# Is it true that $\lim\limits_{r \rightarrow 1}f(r x) = f(x)$ in $L^1$?

Suppose $f \in L^1(\mathbb{R})$ with Lebesgue measure and $r > 0$. Does $f(rx)$ converges to $f$ in $L^1$ as $r \rightarrow 1$ ? Put differently, does $$\| f(rx) - f(x)\|_1 \rightarrow 0$$ as $r \rightarrow 1$.

Using Lebesgue dominated convergence, we can pass the limit under the integral sign but then I'm stuck because it doesn't feel right to expect $$|\lim\limits_{r \rightarrow 1} f(rx) - f(x)\big| = 0$$ whenever $f$ is not continuous at $x$.

• This just says that $f$ is continuous a.e. $\lambda$ – Matematleta May 30 '16 at 23:41
• What is $\lambda$ ? – Joe G. May 30 '16 at 23:48
• I'm not entirely sure of the answer, but sometimes you can pass from a property held by the continuous, compactly supported functions in $L^1$ to a property for all functions using the fact that these functions are dense in $L^1$. Just a thought. – J.G May 30 '16 at 23:51
• $\lambda$ is Lebesgue measure sorry, – Matematleta May 31 '16 at 1:03

Elaborating on my comment, I believe the answer is yes.
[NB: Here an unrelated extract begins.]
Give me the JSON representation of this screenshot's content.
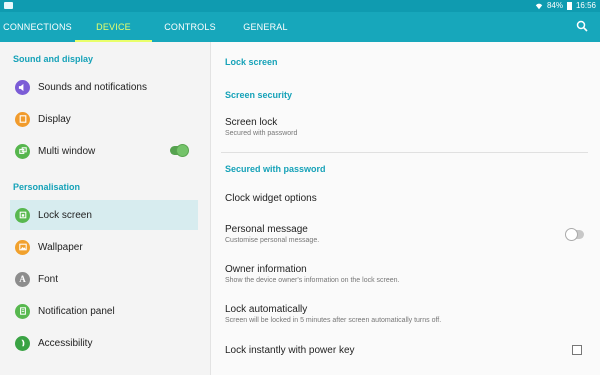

Recall that the continuous, compactly supported functions are dense in $L^1$: that is, for any $f \in L^1(\mathbb{R})$ and $\epsilon>0$, we can find $g$ continuous with compact support such that $\vert\vert g-f \vert\vert_1<\epsilon$. Suppose that you proved the result for continuous functions with compact support.
With that in mind, fix $\epsilon>0$ and choose $g$ such that this holds for our $f$. Now, we can compute, using the Triangle Inequality: \begin{align} \int \vert f(rx)-f(x) \vert&=\int \vert f(rx)-g(rx)+g(rx)-g(x)+g(x)-f(x)\vert\\ &\leq \int \vert f(rx)-g(rx)\vert +\int \vert g(rx)-g(x)\vert +\int \vert g(x)-f(x)\vert\\ &< \frac{1}{r}\int \vert f(u)-g(u)\vert+\int \vert g(rx)-g(x)\vert+\epsilon\\ &<\frac{(1+r)\epsilon}{r}+\int \vert g(rx)-g(x)\vert \end{align} The first inequality is just the Triangle Inequality, and the second follows from assumption and using the substitution $u=rx$ (I believe this holds for the Lebesgue Integral). The final integral can be made arbitrarily small if you have proved it for continuous functions, so the bound can be made arbitrarily small by choosing $r$ small first so that the last integral is as small as you like, and then letting $\epsilon$ go to 0.
• Slight correction: "proved it for compactly supported continuous functions." Otherwise, this is the proof I would do as well. $+1$! – Cameron Williams May 31 '16 at 0:16